Birthrates in India have been falling consistently for 60 years. But even if they were to stop falling magically right now and hit a plateau, India’s population would be shrinking 60 years from now.

Women in India are now averaging 2.0 births over the course of their lifetime, according to a crucial number called the Total Fertility Rate. The “replacement rate,” the TFR at which a population will hold steady, is 2.1 babies per woman. So India has below-replacement fertility.

The new TFR is for 2019 and 2020 and is down from 2.2 babies back in 2015-2016.

India’s population isn’t shrinking yet because demographics are a little bit complicated. Lifespans are getting longer, so births still outnumber deaths. The raw number of babies born could also climb at a sub-replacement fertility rate because of an increase in the number of women of childbearing age. But if India stayed at 2.0 babies per woman indefinitely, then pretty soon, the number of women of childbearing age would begin shrinking, and so the raw number of babies born would start shrinking. Then, the population would start shrinking, and it would keep shrinking unless that rate increased.

However, it is far more likely that India's fertility rate will keep falling further below replacement in the long run. Why? Because that’s what’s happening all over the world. As countries get wealthier, such factors as contraception, later marriages, people choosing childless lives, and married couples choosing smaller families become more common. As a result, TFR continues plunging well below 2.0 babies per woman.

Currently, about half the countries in the world are below replacement rate. This includes secular nations (Western Europe), atheistic nations (China), Islamic nations (Indonesia, Iran, Saudi Arabia), Catholic nations (Brazil, Mexico), and Protestant nations (the United States).

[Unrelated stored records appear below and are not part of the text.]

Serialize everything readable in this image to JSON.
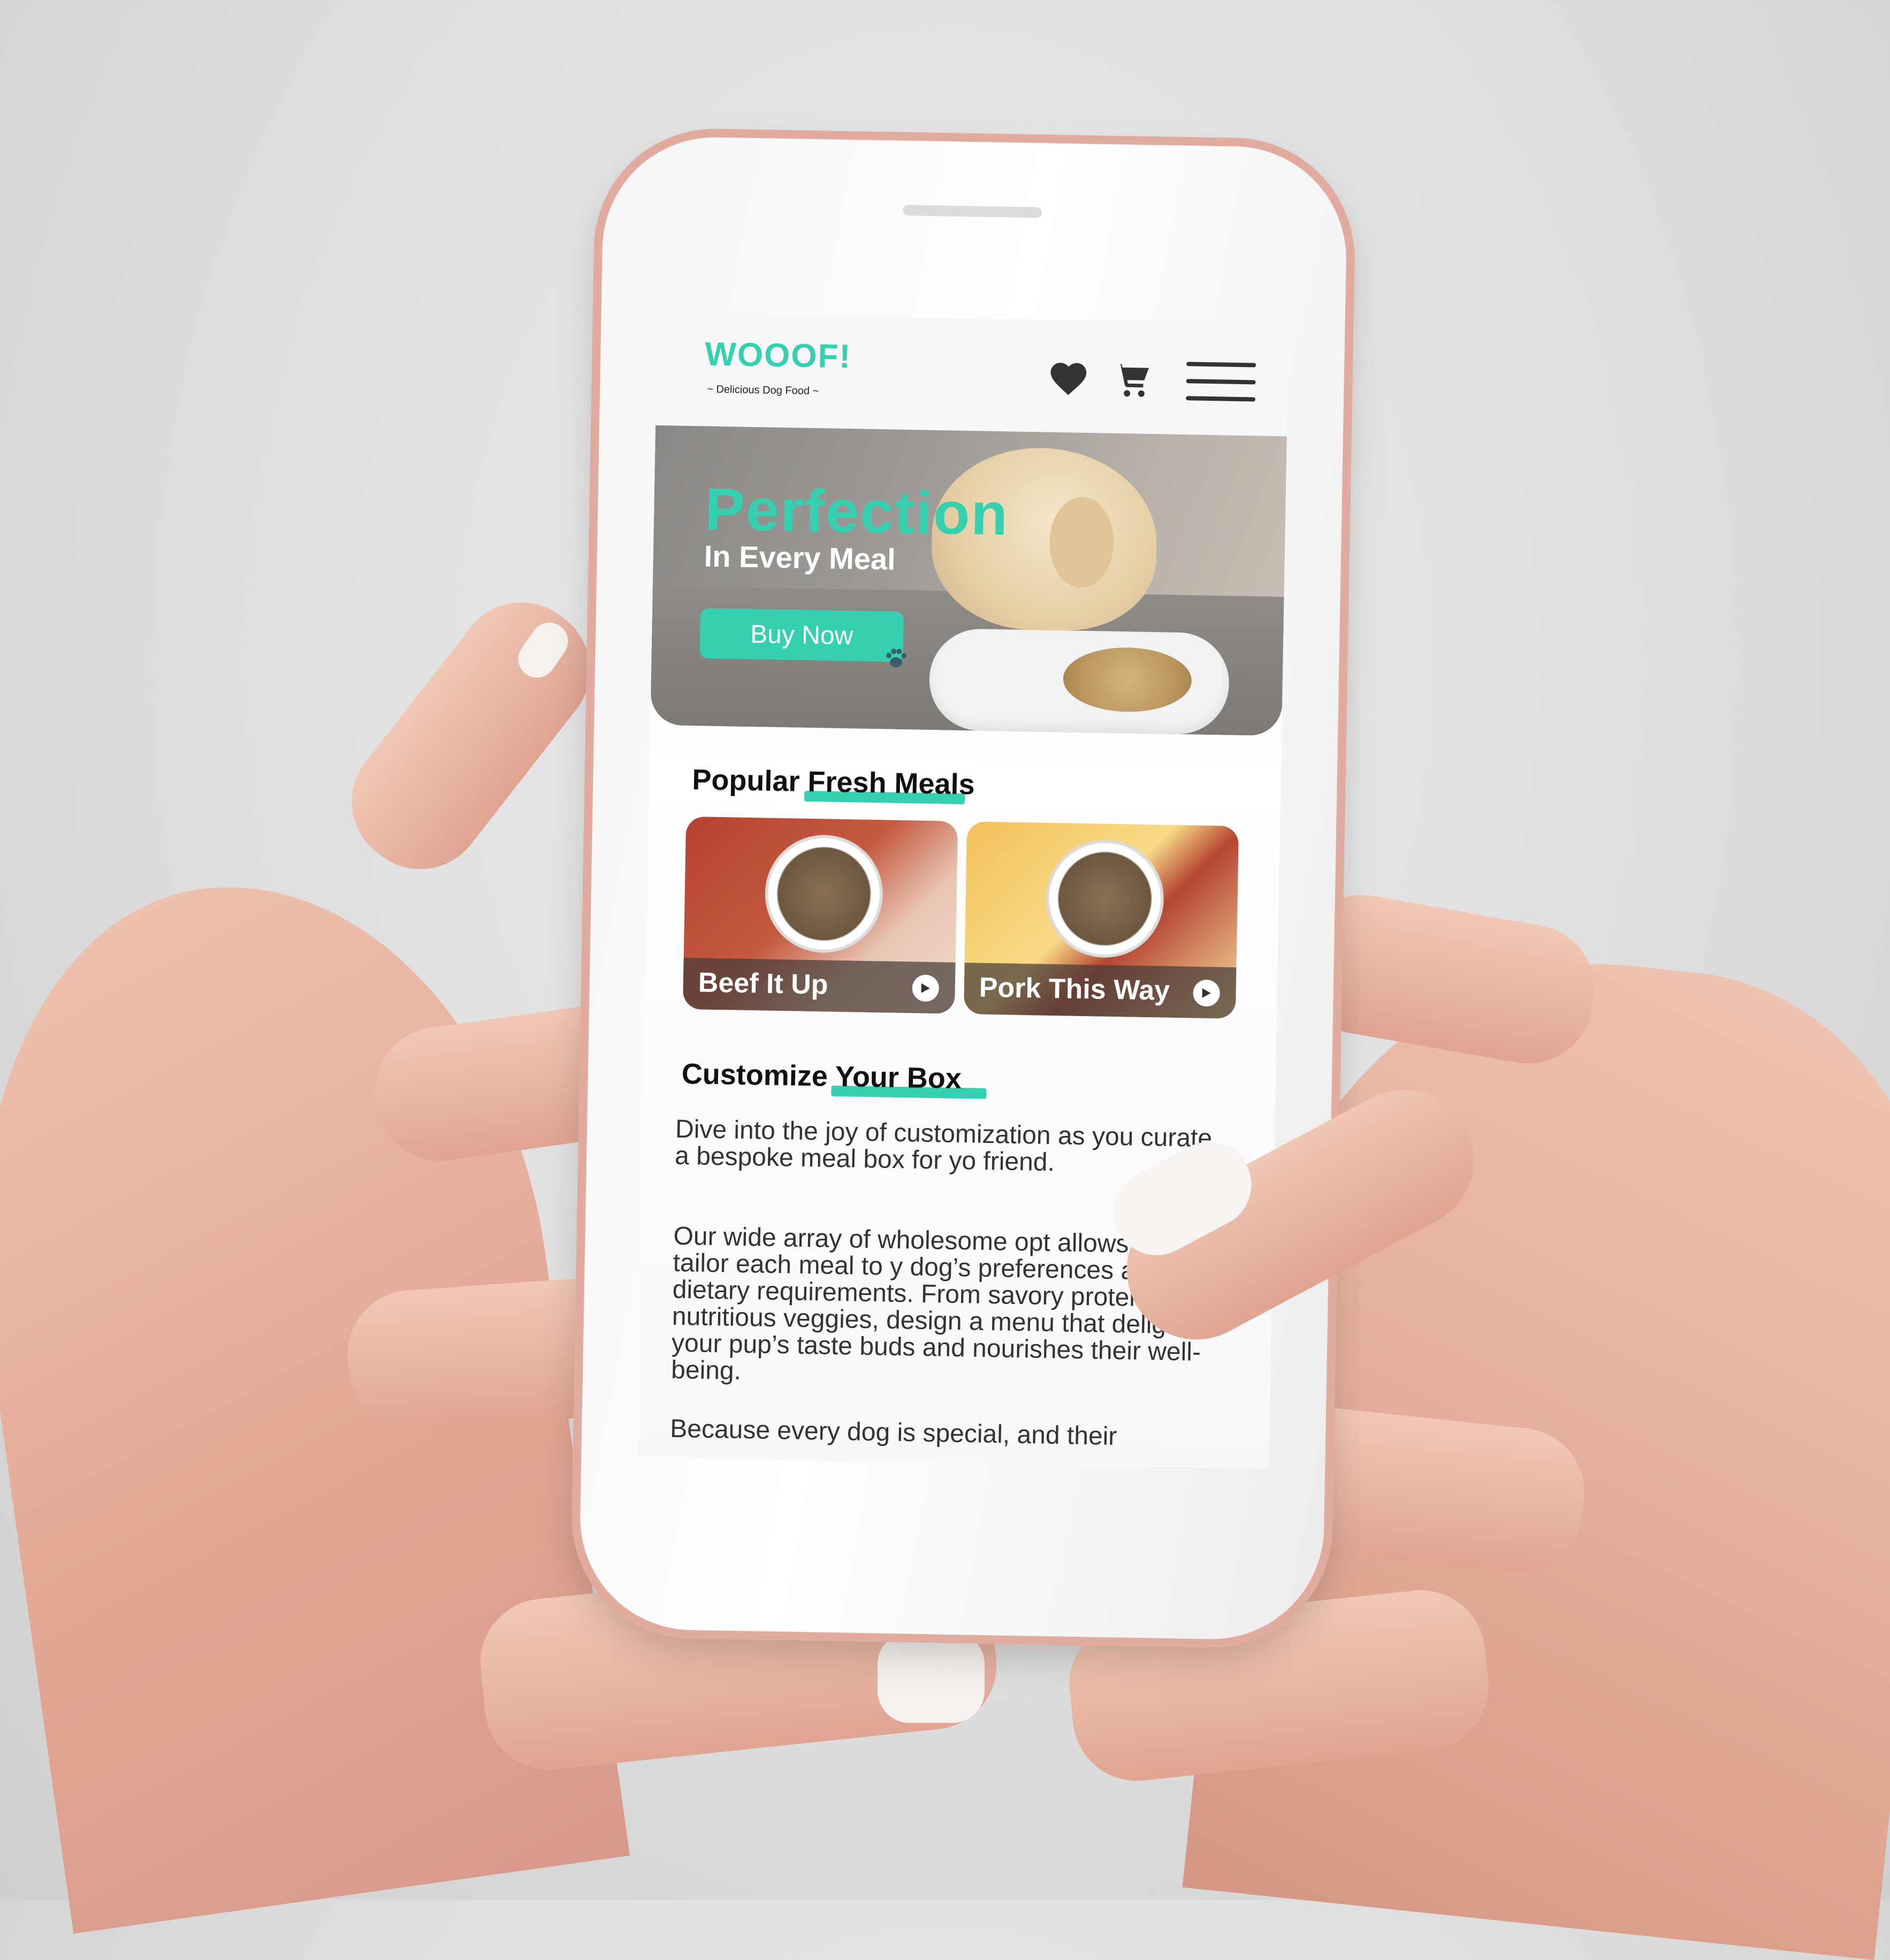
{
  "header": {
    "brand": "WOOOF!",
    "tagline": "~ Delicious Dog Food ~",
    "icons": [
      "heart-icon",
      "cart-icon",
      "menu-icon"
    ]
  },
  "hero": {
    "title": "Perfection",
    "subtitle": "In Every Meal",
    "button_label": "Buy Now"
  },
  "popular": {
    "title": "Popular Fresh Meals",
    "cards": [
      {
        "label": "Beef It Up"
      },
      {
        "label": "Pork This Way"
      }
    ]
  },
  "customize": {
    "title": "Customize Your Box",
    "paragraphs": [
      "Dive into the joy of customization as you curate a bespoke meal box for yo friend.",
      "Our wide array of wholesome opt allows you to tailor each meal to y dog’s preferences and dietary requirements. From savory proteins to nutritious veggies, design a menu that delights your pup’s taste buds and nourishes their well-being.",
      "Because every dog is special, and their"
    ]
  },
  "colors": {
    "accent": "#35d0b0",
    "text": "#111111",
    "phone_frame": "#e2aba0"
  }
}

India deserves special attention because it is usually Exhibit A in the argument that the world is overpopulated.

“Philanthropic” efforts and the United Nations have probably focused more money on this effort — preventing babies in India, Southeast Asia, and Africa — than anything else. While most poor countries still have TFRs above 2.1, basically every country in the world is seeing that number go down every year.

Now that India is on a path to a shrinking population, will the population controllers have to find a new bogeyman?

One nuance cutting in the opposite direction in India: The two most populous states, Uttar Pradesh and Bihar, are significantly above replacement rate. As they increase their share of the Indian population (they currently have 18% of India’s population between them), you could see upward pressure on the TFR, pushing it back toward 2.1 and possibly back above.

That said, these states’ fertility rates are already dropping, and there’s no reason to believe they will still be above replacement level a decade from now. India, long used by population bomb alarmists to scare Americans, is starting to look like the U.S. and Western Europe.